Unfortunately, there are few things quite like a seizure to remind you that you're not really fine.
I scared the crap out of the people who were with me, which is not really in keeping with my general mode of never having people worry about me.
I had no control whatsoever of my body or brain for a while, which doesn't really lend itself to independence. Even afterward, I had a full day of near immobility, and a week of feeling like I was recovering from electrocution.
I can't drive for a while, and frankly I'm nervous about even being alone until we're sure that the meds are stabilized. Now this is the kicker: not being able to go or be anywhere on my own. I am always everywhere on my own. This seriously sucks. But I am way too anxious to even try to get behind the wheel of a car right now.
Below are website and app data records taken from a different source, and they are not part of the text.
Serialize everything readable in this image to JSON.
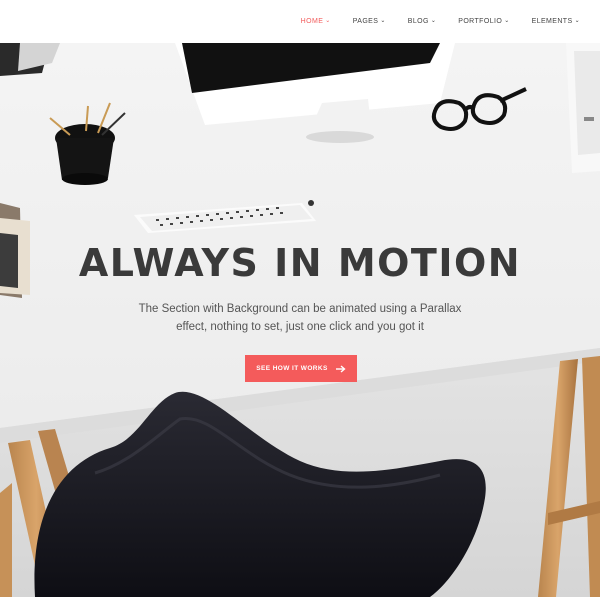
{
  "nav": {
    "items": [
      {
        "label": "HOME",
        "active": true
      },
      {
        "label": "PAGES",
        "active": false
      },
      {
        "label": "BLOG",
        "active": false
      },
      {
        "label": "PORTFOLIO",
        "active": false
      },
      {
        "label": "ELEMENTS",
        "active": false
      }
    ],
    "caret_icon": "chevron-down-icon"
  },
  "hero": {
    "title": "ALWAYS IN MOTION",
    "subtitle_line1": "The Section with Background can be animated using a Parallax",
    "subtitle_line2": "effect, nothing to set, just one click and you got it",
    "cta_label": "SEE HOW IT WORKS",
    "cta_icon": "arrow-right-icon"
  },
  "colors": {
    "accent": "#f45b5b",
    "nav_active": "#f25c5c",
    "title": "#3a3a3a",
    "body_text": "#555555"
  }
}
My anxiety about getting into the pulpit this week was very nearly crippling, and the likelihood that I'll kill anyone if I have a seizure there is pretty slim.
I have lost, for now anyway, the ability to trust my own body, my own brain. I am constantly aware of whether there are any signs that I might seize again, whether my focus is flagging or my vision warped.
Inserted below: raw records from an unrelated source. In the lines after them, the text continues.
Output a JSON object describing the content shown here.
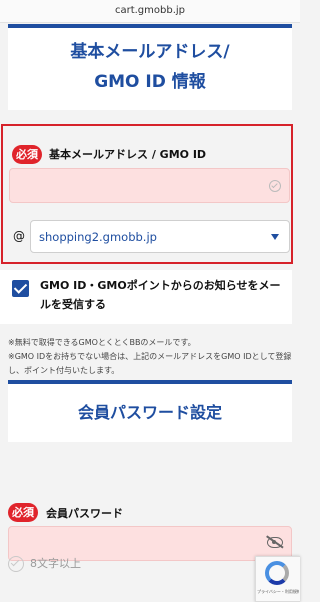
{
  "browser": {
    "url": "cart.gmobb.jp"
  },
  "section_email": {
    "title_line1": "基本メールアドレス/",
    "title_line2": "GMO ID 情報"
  },
  "email_field": {
    "required_badge": "必須",
    "label": "基本メールアドレス / GMO ID",
    "value": "",
    "at_symbol": "@",
    "domain_selected": "shopping2.gmobb.jp"
  },
  "notice_option": {
    "checked": true,
    "label": "GMO ID・GMOポイントからのお知らせをメールを受信する"
  },
  "notes": [
    "※無料で取得できるGMOとくとくBBのメールです。",
    "※GMO IDをお持ちでない場合は、上記のメールアドレスをGMO IDとして登録し、ポイント付与いたします。"
  ],
  "section_password": {
    "title": "会員パスワード設定"
  },
  "password_field": {
    "required_badge": "必須",
    "label": "会員パスワード",
    "value": ""
  },
  "password_rules": [
    {
      "text": "8文字以上"
    }
  ],
  "recaptcha": {
    "text": "プライバシー・利用規約"
  },
  "colors": {
    "brand": "#1f4ea0",
    "required": "#e0242b",
    "input_error_bg": "#fde0e0"
  },
  "icons": [
    "check-circle-icon",
    "chevron-down-icon",
    "checkbox-checked-icon",
    "eye-off-icon",
    "recaptcha-logo-icon"
  ]
}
Incidentally, I am still getting on a plane in five days and going to Northern Ireland and Scotland, by myself, because I am not missing this trip, and because I believe in doing things that are scary. And this time, this is scary, even for me, who has traveled alone many times to many places.
But here's the thing about having a seizure, about suddenly not being able to trust your body, about not being able to get yourself anywhere on your own: it's reality. I don't want this reminder, but I acknowledge that it is a reminder, that I am never really in control of everything my body does, that I am never really independent, that I am never really on my own, and can't be any of those things. Independence, that thing that is so much at the core of my being that I cling to it even when I'm not fully conscious, is an illusion. The reality is weakness, uncertainty, and need. This is onerous, and annoying, and inconvenient, but it is also true.
As much as I hate it, and feel confined by it, the loss of my independence is an interesting lesson. And so I walk away and leave my car to sit in the church parking lot indefinitely, and call one more person to get a ride to tomorrow's meetings, and I think, none of us can do this alone. None of us can do this alone.